HLCX 3901 is seen here idling on JSSX tracks that run parallel to a local roadway.  The rails on this track uneven, something I did on purpose by placing styrene shims below the ties on one side when I laid the track. 

Helm Leasing 3901 awaiting it's next assignment outside of the JSSX locomotive shop.


I got a bit of scenicking done this week.  In front of my recently re-built industrial building I replaced about 5 feet or so of code 100 track with code 83.  With that much done, I ballasted the track and sprinkled the area with scenic material.
Each of these sets of tracks have different colours of ballast because they belong to two different railroads.  I'd like to scenic the brown coloured area in the foreground soon, but first I have some work in mind for the red brick structure and the light coloured building on the right.
And a somewhat similar view of the way the way the ground in this area looked a couple of weeks ago. 

Saturday, 3 August 2019

JSSX 815 Lighting Upgrade and a YouTube Video of the JSSX

I've shown my JSSX #815 here in the past, but I'd like to take another look at it because I've got it back home this week after having it away getting ditch lights and led's installed.  The model is from the Atlas "Master Series", so working ditch lights were not included as part of the original package.

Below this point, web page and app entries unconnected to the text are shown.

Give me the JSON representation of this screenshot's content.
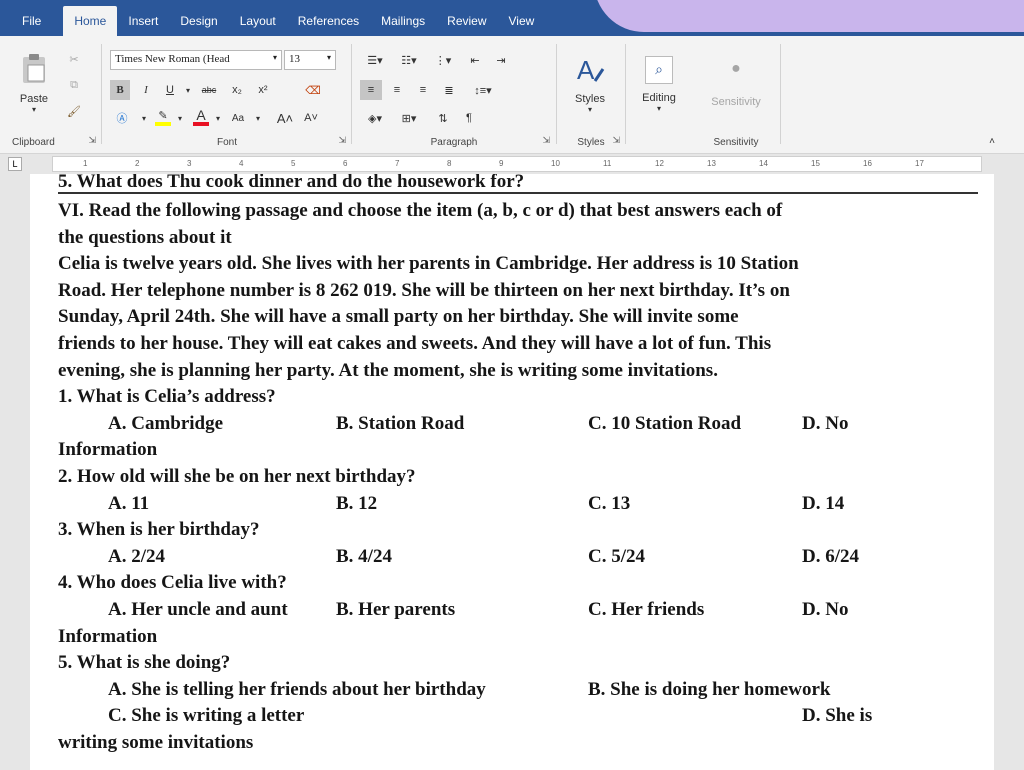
{
  "tabs": [
    "File",
    "Home",
    "Insert",
    "Design",
    "Layout",
    "References",
    "Mailings",
    "Review",
    "View"
  ],
  "ribbon": {
    "clipboard": {
      "paste_label": "Paste",
      "group_label": "Clipboard"
    },
    "font": {
      "font_name": "Times New Roman (Head",
      "font_size": "13",
      "group_label": "Font",
      "bold": "B",
      "italic": "I",
      "underline": "U",
      "strikethrough": "abc",
      "subscript": "x₂",
      "superscript": "x²",
      "font_color": "A",
      "change_case": "Aa"
    },
    "paragraph": {
      "group_label": "Paragraph",
      "pilcrow": "¶"
    },
    "styles": {
      "label": "Styles",
      "group_label": "Styles"
    },
    "editing": {
      "label": "Editing"
    },
    "sensitivity": {
      "label": "Sensitivity",
      "group_label": "Sensitivity"
    },
    "colors": {
      "accent": "#2b579a",
      "highlight": "#ffff00",
      "font_red": "#e81123"
    }
  },
  "ruler": {
    "numbers": [
      "1",
      "2",
      "3",
      "4",
      "5",
      "6",
      "7",
      "8",
      "9",
      "10",
      "11",
      "12",
      "13",
      "14",
      "15",
      "16",
      "17"
    ]
  },
  "document": {
    "cut_line": "5. What does Thu cook dinner and do the housework for?",
    "heading": [
      "VI. Read the following passage and choose the item (a, b, c or d) that best answers each of",
      "the questions about it"
    ],
    "passage": [
      "Celia is twelve years old. She lives with her parents in Cambridge. Her address is 10 Station",
      "Road. Her telephone number is 8 262 019. She will be thirteen on her next birthday. It’s on",
      "Sunday, April 24th. She will have a small party on her birthday. She will invite some",
      "friends to her house. They will eat cakes and sweets. And they will have a lot of fun. This",
      "evening, she is planning her party. At the moment, she is writing some invitations."
    ],
    "questions": [
      {
        "q": "1. What is Celia’s address?",
        "a": "A. Cambridge",
        "b": "B. Station Road",
        "c": "C. 10 Station Road",
        "d": "D. No",
        "wrap": "Information"
      },
      {
        "q": "2. How old will she be on her next birthday?",
        "a": "A. 11",
        "b": "B. 12",
        "c": "C. 13",
        "d": "D. 14",
        "wrap": ""
      },
      {
        "q": "3. When is her birthday?",
        "a": "A. 2/24",
        "b": "B. 4/24",
        "c": "C. 5/24",
        "d": "D. 6/24",
        "wrap": ""
      },
      {
        "q": "4. Who does Celia live with?",
        "a": "A. Her uncle and aunt",
        "b": "B. Her parents",
        "c": "C. Her friends",
        "d": "D. No",
        "wrap": "Information"
      }
    ],
    "q5": {
      "q": "5. What is she doing?",
      "a": "A. She is telling her friends about her birthday",
      "b": "B. She is doing her homework",
      "c": "C. She is writing a letter",
      "d": "D. She is",
      "wrap": "writing some invitations"
    }
  }
}
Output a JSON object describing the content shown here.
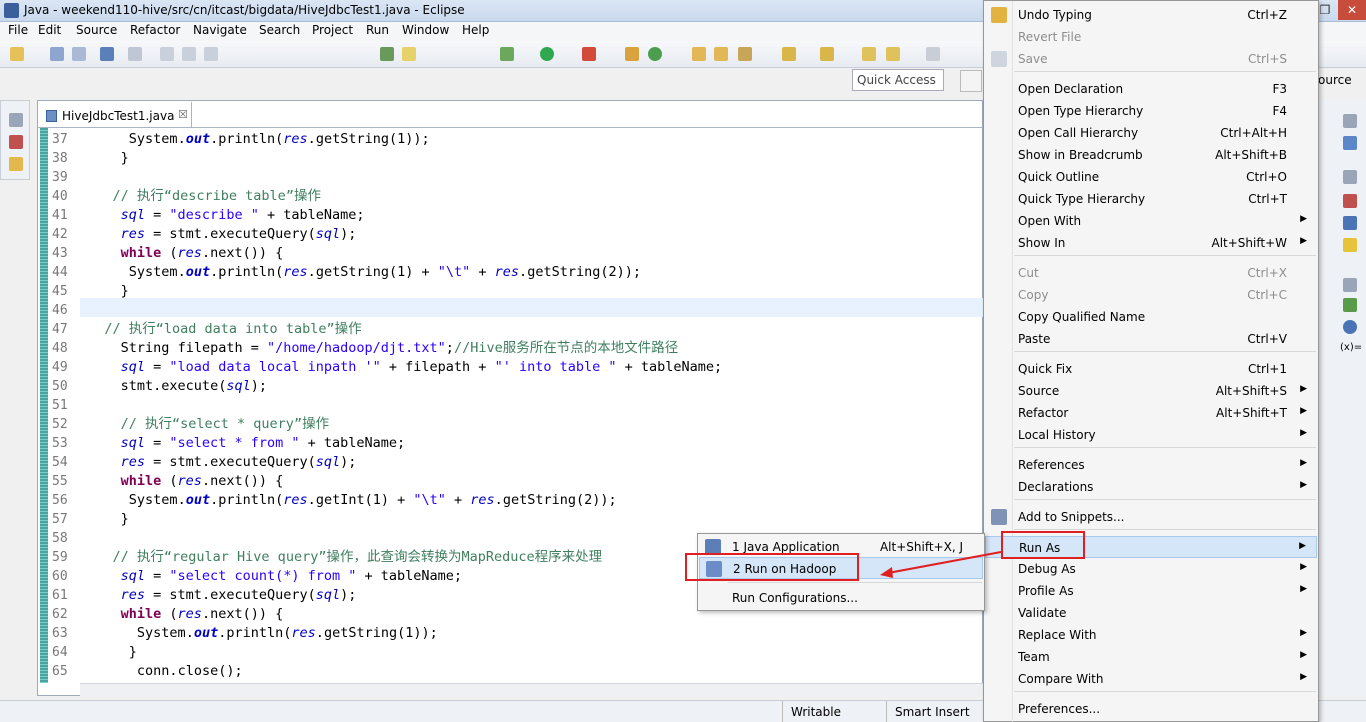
{
  "window": {
    "title": "Java - weekend110-hive/src/cn/itcast/bigdata/HiveJdbcTest1.java - Eclipse"
  },
  "menubar": [
    "File",
    "Edit",
    "Source",
    "Refactor",
    "Navigate",
    "Search",
    "Project",
    "Run",
    "Window",
    "Help"
  ],
  "toolbar": {
    "quick_access": "Quick Access"
  },
  "editor": {
    "tab_label": "HiveJdbcTest1.java",
    "tab_close": "☒",
    "lines": [
      {
        "n": "37",
        "t": "      System.out.println(res.getString(1));"
      },
      {
        "n": "38",
        "t": "     }"
      },
      {
        "n": "39",
        "t": ""
      },
      {
        "n": "40",
        "t": "    // 执行“describe table”操作"
      },
      {
        "n": "41",
        "t": "     sql = \"describe \" + tableName;"
      },
      {
        "n": "42",
        "t": "     res = stmt.executeQuery(sql);"
      },
      {
        "n": "43",
        "t": "     while (res.next()) {"
      },
      {
        "n": "44",
        "t": "      System.out.println(res.getString(1) + \"\\t\" + res.getString(2));"
      },
      {
        "n": "45",
        "t": "     }"
      },
      {
        "n": "46",
        "t": ""
      },
      {
        "n": "47",
        "t": "   // 执行“load data into table”操作"
      },
      {
        "n": "48",
        "t": "     String filepath = \"/home/hadoop/djt.txt\";//Hive服务所在节点的本地文件路径"
      },
      {
        "n": "49",
        "t": "     sql = \"load data local inpath '\" + filepath + \"' into table \" + tableName;"
      },
      {
        "n": "50",
        "t": "     stmt.execute(sql);"
      },
      {
        "n": "51",
        "t": ""
      },
      {
        "n": "52",
        "t": "     // 执行“select * query”操作"
      },
      {
        "n": "53",
        "t": "     sql = \"select * from \" + tableName;"
      },
      {
        "n": "54",
        "t": "     res = stmt.executeQuery(sql);"
      },
      {
        "n": "55",
        "t": "     while (res.next()) {"
      },
      {
        "n": "56",
        "t": "      System.out.println(res.getInt(1) + \"\\t\" + res.getString(2));"
      },
      {
        "n": "57",
        "t": "     }"
      },
      {
        "n": "58",
        "t": ""
      },
      {
        "n": "59",
        "t": "    // 执行“regular Hive query”操作，此查询会转换为MapReduce程序来处理"
      },
      {
        "n": "60",
        "t": "     sql = \"select count(*) from \" + tableName;"
      },
      {
        "n": "61",
        "t": "     res = stmt.executeQuery(sql);"
      },
      {
        "n": "62",
        "t": "     while (res.next()) {"
      },
      {
        "n": "63",
        "t": "       System.out.println(res.getString(1));"
      },
      {
        "n": "64",
        "t": "      }"
      },
      {
        "n": "65",
        "t": "       conn.close();"
      }
    ]
  },
  "right_panel": {
    "source_clip": "ource",
    "x_label": "(x)="
  },
  "status": {
    "writable": "Writable",
    "insert_mode": "Smart Insert"
  },
  "context_menu": {
    "items": [
      {
        "label": "Undo Typing",
        "shortcut": "Ctrl+Z"
      },
      {
        "label": "Revert File",
        "shortcut": ""
      },
      {
        "label": "Save",
        "shortcut": "Ctrl+S"
      },
      {
        "label": "Open Declaration",
        "shortcut": "F3"
      },
      {
        "label": "Open Type Hierarchy",
        "shortcut": "F4"
      },
      {
        "label": "Open Call Hierarchy",
        "shortcut": "Ctrl+Alt+H"
      },
      {
        "label": "Show in Breadcrumb",
        "shortcut": "Alt+Shift+B"
      },
      {
        "label": "Quick Outline",
        "shortcut": "Ctrl+O"
      },
      {
        "label": "Quick Type Hierarchy",
        "shortcut": "Ctrl+T"
      },
      {
        "label": "Open With",
        "shortcut": ""
      },
      {
        "label": "Show In",
        "shortcut": "Alt+Shift+W"
      },
      {
        "label": "Cut",
        "shortcut": "Ctrl+X"
      },
      {
        "label": "Copy",
        "shortcut": "Ctrl+C"
      },
      {
        "label": "Copy Qualified Name",
        "shortcut": ""
      },
      {
        "label": "Paste",
        "shortcut": "Ctrl+V"
      },
      {
        "label": "Quick Fix",
        "shortcut": "Ctrl+1"
      },
      {
        "label": "Source",
        "shortcut": "Alt+Shift+S"
      },
      {
        "label": "Refactor",
        "shortcut": "Alt+Shift+T"
      },
      {
        "label": "Local History",
        "shortcut": ""
      },
      {
        "label": "References",
        "shortcut": ""
      },
      {
        "label": "Declarations",
        "shortcut": ""
      },
      {
        "label": "Add to Snippets...",
        "shortcut": ""
      },
      {
        "label": "Run As",
        "shortcut": ""
      },
      {
        "label": "Debug As",
        "shortcut": ""
      },
      {
        "label": "Profile As",
        "shortcut": ""
      },
      {
        "label": "Validate",
        "shortcut": ""
      },
      {
        "label": "Replace With",
        "shortcut": ""
      },
      {
        "label": "Team",
        "shortcut": ""
      },
      {
        "label": "Compare With",
        "shortcut": ""
      },
      {
        "label": "Preferences...",
        "shortcut": ""
      }
    ]
  },
  "run_as_submenu": {
    "items": [
      {
        "label": "1 Java Application",
        "shortcut": "Alt+Shift+X, J"
      },
      {
        "label": "2 Run on Hadoop",
        "shortcut": ""
      },
      {
        "label": "Run Configurations...",
        "shortcut": ""
      }
    ]
  },
  "colors": {
    "accent": "#e02020",
    "keyword": "#7f0055",
    "string": "#2a00ff",
    "comment": "#3f7f5f",
    "field": "#0000c0"
  }
}
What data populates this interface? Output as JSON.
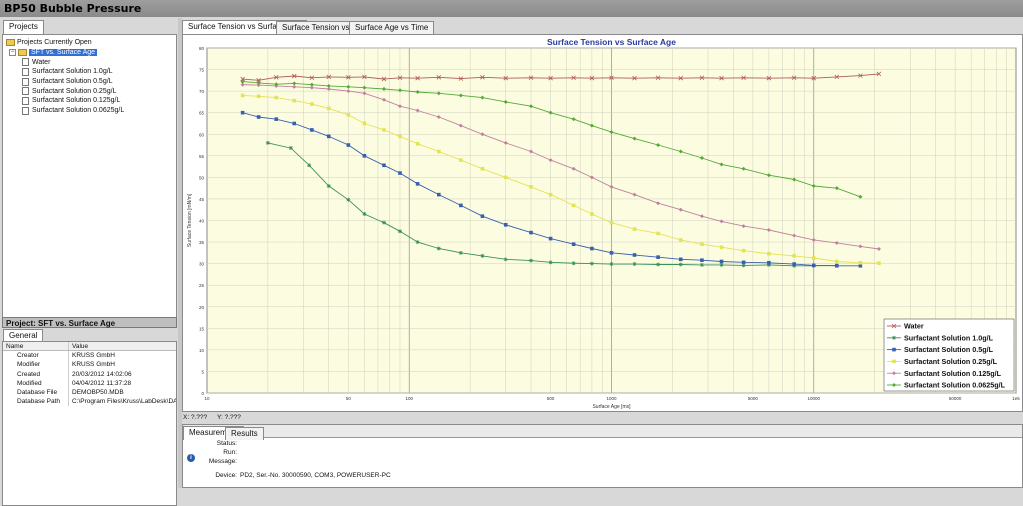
{
  "window": {
    "title": "BP50 Bubble Pressure"
  },
  "left_panel": {
    "tab": "Projects",
    "tree": {
      "root": "Projects Currently Open",
      "project": "SFT vs. Surface Age",
      "items": [
        "Water",
        "Surfactant Solution 1.0g/L",
        "Surfactant Solution 0.5g/L",
        "Surfactant Solution 0.25g/L",
        "Surfactant Solution 0.125g/L",
        "Surfactant Solution 0.0625g/L"
      ]
    }
  },
  "properties": {
    "header": "Project: SFT vs. Surface Age",
    "tab": "General",
    "columns": [
      "Name",
      "Value"
    ],
    "rows": [
      {
        "name": "Creator",
        "value": "KRUSS GmbH"
      },
      {
        "name": "Modifier",
        "value": "KRUSS GmbH"
      },
      {
        "name": "Created",
        "value": "20/03/2012 14:02:06"
      },
      {
        "name": "Modified",
        "value": "04/04/2012 11:37:28"
      },
      {
        "name": "Database File",
        "value": "DEMOBP50.MDB"
      },
      {
        "name": "Database Path",
        "value": "C:\\Program Files\\Kruss\\LabDesk\\DA"
      }
    ]
  },
  "chart_tabs": [
    "Surface Tension vs Surface Age",
    "Surface Tension vs Time",
    "Surface Age vs Time"
  ],
  "coords": {
    "x": "X: ?.???",
    "y": "Y: ?.???"
  },
  "bottom_panel": {
    "tabs": [
      "Measurement",
      "Results"
    ],
    "status_label": "Status:",
    "run_label": "Run:",
    "message_label": "Message:",
    "device_label": "Device:",
    "device_value": "PD2, Ser.-No. 30000590, COM3, POWERUSER-PC"
  },
  "colors": {
    "plot_bg": "#fcfde0",
    "title": "#2a3a9c"
  },
  "chart_data": {
    "type": "line",
    "title": "Surface Tension vs Surface Age",
    "xlabel": "Surface Age [ms]",
    "ylabel": "Surface Tension [mN/m]",
    "xscale": "log",
    "xlim": [
      10,
      100000
    ],
    "ylim": [
      0,
      80
    ],
    "x_tick_labels": [
      {
        "v": 10,
        "t": "10"
      },
      {
        "v": 50,
        "t": "50"
      },
      {
        "v": 100,
        "t": "100"
      },
      {
        "v": 500,
        "t": "500"
      },
      {
        "v": 1000,
        "t": "1000"
      },
      {
        "v": 5000,
        "t": "5000"
      },
      {
        "v": 10000,
        "t": "10000"
      },
      {
        "v": 50000,
        "t": "50000"
      },
      {
        "v": 100000,
        "t": "1e5"
      }
    ],
    "y_ticks": [
      0,
      5,
      10,
      15,
      20,
      25,
      30,
      35,
      40,
      45,
      50,
      55,
      60,
      65,
      70,
      75,
      80
    ],
    "grid": true,
    "legend_position": "bottom-right",
    "series": [
      {
        "name": "Water",
        "color": "#b05a5a",
        "marker": "x",
        "points": [
          [
            15,
            72.8
          ],
          [
            18,
            72.5
          ],
          [
            22,
            73.2
          ],
          [
            27,
            73.5
          ],
          [
            33,
            73.1
          ],
          [
            40,
            73.3
          ],
          [
            50,
            73.2
          ],
          [
            60,
            73.3
          ],
          [
            75,
            72.8
          ],
          [
            90,
            73.1
          ],
          [
            110,
            73.0
          ],
          [
            140,
            73.2
          ],
          [
            180,
            72.9
          ],
          [
            230,
            73.2
          ],
          [
            300,
            73.0
          ],
          [
            400,
            73.1
          ],
          [
            500,
            73.0
          ],
          [
            650,
            73.1
          ],
          [
            800,
            73.0
          ],
          [
            1000,
            73.1
          ],
          [
            1300,
            73.0
          ],
          [
            1700,
            73.1
          ],
          [
            2200,
            73.0
          ],
          [
            2800,
            73.1
          ],
          [
            3500,
            73.0
          ],
          [
            4500,
            73.1
          ],
          [
            6000,
            73.0
          ],
          [
            8000,
            73.1
          ],
          [
            10000,
            73.0
          ],
          [
            13000,
            73.3
          ],
          [
            17000,
            73.6
          ],
          [
            21000,
            74.0
          ]
        ]
      },
      {
        "name": "Surfactant Solution 1.0g/L",
        "color": "#3a8f5a",
        "marker": "star",
        "points": [
          [
            20,
            58
          ],
          [
            26,
            56.8
          ],
          [
            32,
            52.8
          ],
          [
            40,
            48
          ],
          [
            50,
            44.8
          ],
          [
            60,
            41.5
          ],
          [
            75,
            39.5
          ],
          [
            90,
            37.5
          ],
          [
            110,
            35
          ],
          [
            140,
            33.5
          ],
          [
            180,
            32.5
          ],
          [
            230,
            31.8
          ],
          [
            300,
            31
          ],
          [
            400,
            30.7
          ],
          [
            500,
            30.3
          ],
          [
            650,
            30.1
          ],
          [
            800,
            30
          ],
          [
            1000,
            29.9
          ],
          [
            1300,
            29.9
          ],
          [
            1700,
            29.8
          ],
          [
            2200,
            29.8
          ],
          [
            2800,
            29.7
          ],
          [
            3500,
            29.7
          ],
          [
            4500,
            29.6
          ],
          [
            6000,
            29.7
          ],
          [
            8000,
            29.5
          ],
          [
            10000,
            29.5
          ],
          [
            13000,
            29.6
          ]
        ]
      },
      {
        "name": "Surfactant Solution 0.5g/L",
        "color": "#3a5fb0",
        "marker": "square",
        "points": [
          [
            15,
            65
          ],
          [
            18,
            64
          ],
          [
            22,
            63.5
          ],
          [
            27,
            62.5
          ],
          [
            33,
            61
          ],
          [
            40,
            59.5
          ],
          [
            50,
            57.5
          ],
          [
            60,
            55
          ],
          [
            75,
            52.8
          ],
          [
            90,
            51
          ],
          [
            110,
            48.5
          ],
          [
            140,
            46
          ],
          [
            180,
            43.5
          ],
          [
            230,
            41
          ],
          [
            300,
            39
          ],
          [
            400,
            37.2
          ],
          [
            500,
            35.8
          ],
          [
            650,
            34.5
          ],
          [
            800,
            33.5
          ],
          [
            1000,
            32.5
          ],
          [
            1300,
            32
          ],
          [
            1700,
            31.5
          ],
          [
            2200,
            31
          ],
          [
            2800,
            30.8
          ],
          [
            3500,
            30.5
          ],
          [
            4500,
            30.3
          ],
          [
            6000,
            30.2
          ],
          [
            8000,
            29.9
          ],
          [
            10000,
            29.6
          ],
          [
            13000,
            29.5
          ],
          [
            17000,
            29.5
          ]
        ]
      },
      {
        "name": "Surfactant Solution 0.25g/L",
        "color": "#e3e356",
        "marker": "square",
        "points": [
          [
            15,
            69
          ],
          [
            18,
            68.8
          ],
          [
            22,
            68.5
          ],
          [
            27,
            67.8
          ],
          [
            33,
            67
          ],
          [
            40,
            66
          ],
          [
            50,
            64.5
          ],
          [
            60,
            62.5
          ],
          [
            75,
            61
          ],
          [
            90,
            59.5
          ],
          [
            110,
            57.8
          ],
          [
            140,
            56
          ],
          [
            180,
            54
          ],
          [
            230,
            52
          ],
          [
            300,
            50
          ],
          [
            400,
            47.8
          ],
          [
            500,
            46
          ],
          [
            650,
            43.5
          ],
          [
            800,
            41.5
          ],
          [
            1000,
            39.5
          ],
          [
            1300,
            38
          ],
          [
            1700,
            37
          ],
          [
            2200,
            35.5
          ],
          [
            2800,
            34.5
          ],
          [
            3500,
            33.8
          ],
          [
            4500,
            33
          ],
          [
            6000,
            32.3
          ],
          [
            8000,
            31.8
          ],
          [
            10000,
            31.3
          ],
          [
            13000,
            30.5
          ],
          [
            17000,
            30.2
          ],
          [
            21000,
            30.1
          ]
        ]
      },
      {
        "name": "Surfactant Solution 0.125g/L",
        "color": "#c080a0",
        "marker": "diamond",
        "points": [
          [
            15,
            71.5
          ],
          [
            18,
            71.4
          ],
          [
            22,
            71.2
          ],
          [
            27,
            71
          ],
          [
            33,
            70.8
          ],
          [
            40,
            70.5
          ],
          [
            50,
            70
          ],
          [
            60,
            69.5
          ],
          [
            75,
            68
          ],
          [
            90,
            66.5
          ],
          [
            110,
            65.5
          ],
          [
            140,
            64
          ],
          [
            180,
            62
          ],
          [
            230,
            60
          ],
          [
            300,
            58
          ],
          [
            400,
            56
          ],
          [
            500,
            54
          ],
          [
            650,
            52
          ],
          [
            800,
            50
          ],
          [
            1000,
            47.8
          ],
          [
            1300,
            46
          ],
          [
            1700,
            44
          ],
          [
            2200,
            42.5
          ],
          [
            2800,
            41
          ],
          [
            3500,
            39.8
          ],
          [
            4500,
            38.7
          ],
          [
            6000,
            37.8
          ],
          [
            8000,
            36.5
          ],
          [
            10000,
            35.5
          ],
          [
            13000,
            34.8
          ],
          [
            17000,
            34
          ],
          [
            21000,
            33.4
          ]
        ]
      },
      {
        "name": "Surfactant Solution 0.0625g/L",
        "color": "#55a838",
        "marker": "diamond",
        "points": [
          [
            15,
            72.2
          ],
          [
            18,
            71.9
          ],
          [
            22,
            71.6
          ],
          [
            27,
            71.8
          ],
          [
            33,
            71.5
          ],
          [
            40,
            71.2
          ],
          [
            50,
            71
          ],
          [
            60,
            70.8
          ],
          [
            75,
            70.5
          ],
          [
            90,
            70.2
          ],
          [
            110,
            69.8
          ],
          [
            140,
            69.5
          ],
          [
            180,
            69
          ],
          [
            230,
            68.5
          ],
          [
            300,
            67.5
          ],
          [
            400,
            66.5
          ],
          [
            500,
            65
          ],
          [
            650,
            63.5
          ],
          [
            800,
            62
          ],
          [
            1000,
            60.5
          ],
          [
            1300,
            59
          ],
          [
            1700,
            57.5
          ],
          [
            2200,
            56
          ],
          [
            2800,
            54.5
          ],
          [
            3500,
            53
          ],
          [
            4500,
            52
          ],
          [
            6000,
            50.5
          ],
          [
            8000,
            49.5
          ],
          [
            10000,
            48
          ],
          [
            13000,
            47.5
          ],
          [
            17000,
            45.5
          ]
        ]
      }
    ]
  }
}
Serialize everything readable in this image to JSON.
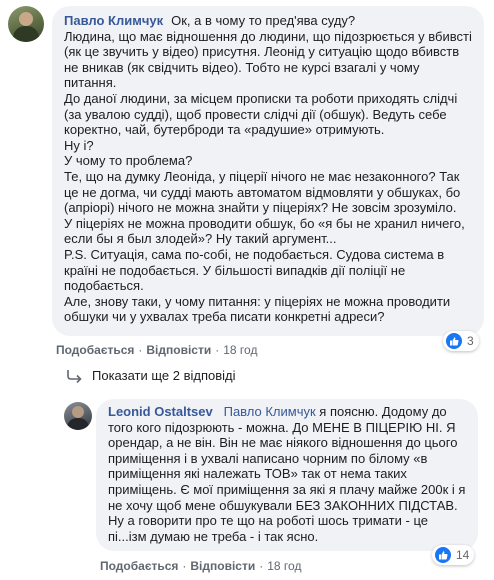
{
  "comment1": {
    "author": "Павло Климчук",
    "text": "Ок, а в чому то пред'ява суду?\nЛюдина, що має відношення до людини, що підозрюється у вбивсті (як це звучить у відео) присутня. Леонід у ситуацію щодо вбивств не вникав (як свідчить відео). Тобто не курсі взагалі у чому питання.\nДо даної людини, за місцем прописки та роботи приходять слідчі (за увалою судді), щоб провести слідчі дії (обшук). Ведуть себе коректно, чай, бутерброди та «радушие» отримують.\nНу і?\nУ чому то проблема?\nТе, що на думку Леоніда, у піцерії нічого не має незаконного? Так це не догма, чи судді мають автоматом відмовляти у обшуках, бо (апріорі) нічого не можна знайти у піцеріях? Не зовсім зрозуміло.\nУ піцеріях не можна проводити обшук, бо «я бы не хранил ничего, если бы я был злодей»? Ну такий аргумент...\nP.S. Ситуація, сама по-собі, не подобається. Судова система в країні не подобається. У більшості випадків дії поліції не подобається.\nАле, знову таки, у чому питання: у піцеріях не можна проводити обшуки чи у ухвалах треба писати конкретні адреси?",
    "like": "Подобається",
    "reply": "Відповісти",
    "time": "18 год",
    "reaction_count": "3"
  },
  "replies_link": "Показати ще 2 відповіді",
  "comment2": {
    "author": "Leonid Ostaltsev",
    "mention": "Павло Климчук",
    "text": "я поясню. Додому до того кого підозрюють - можна. До МЕНЕ В ПІЦЕРІЮ НІ. Я орендар, а не він. Він не має ніякого відношення до цього приміщення і в ухвалі написано чорним по білому «в приміщення які належать ТОВ» так от нема таких приміщень. Є мої приміщення за які я плачу майже 200к і я не хочу щоб мене обшукували БЕЗ ЗАКОННИХ ПІДСТАВ. Ну а говорити про те що на роботі шось тримати - це пі...ізм думаю не треба - і так ясно.",
    "like": "Подобається",
    "reply": "Відповісти",
    "time": "18 год",
    "reaction_count": "14"
  },
  "colors": {
    "bubble": "#f0f2f5",
    "author": "#385898",
    "like_blue": "#1877f2",
    "meta": "#606770"
  }
}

I had the lights and a new decoder installed by Scottie Rosenbury from Pete's Trains in London, Ontario.  Scott did a real nice job on them, and since it's my favourite locomotive, I'm really happy to have it back.


With it's new ditch lights turned on, GP38 815 is getting ready to do some switching over on South Industrial Blvd.


The loco was stopped in the street for a minute, so I quickly ran across and got a shot of it from the other side.
 This is the Randy Davis photo that I modeled my JSSX 815 from, although I choseto leave off the large numbers at the rear of the long hood.


Last week another one of my models that I featured had ditch lights and led's added by Ron Creasor.  When Ron delivered that locomotive to me, he brought along his camera and shot some video of the JSSX.  He's posted it to his YouTube channel, so I thought I'd provide the link for that.   https://www.youtube.com/watch?v=eaqev_EUJH8

The video runs over 8 minutes in length, and it's a bit shaky sometimes as the camera is hand-held, but you'll see most of the layout.

And to wrap things up for this week, when I wasn't running 815, I weathered this Illinois Central boxcar for another modeller. I found one photo online of a prototype car from the same number series, so I used that as a reference for the model.
As the door is slightly open, I guess I'd better break that white seal.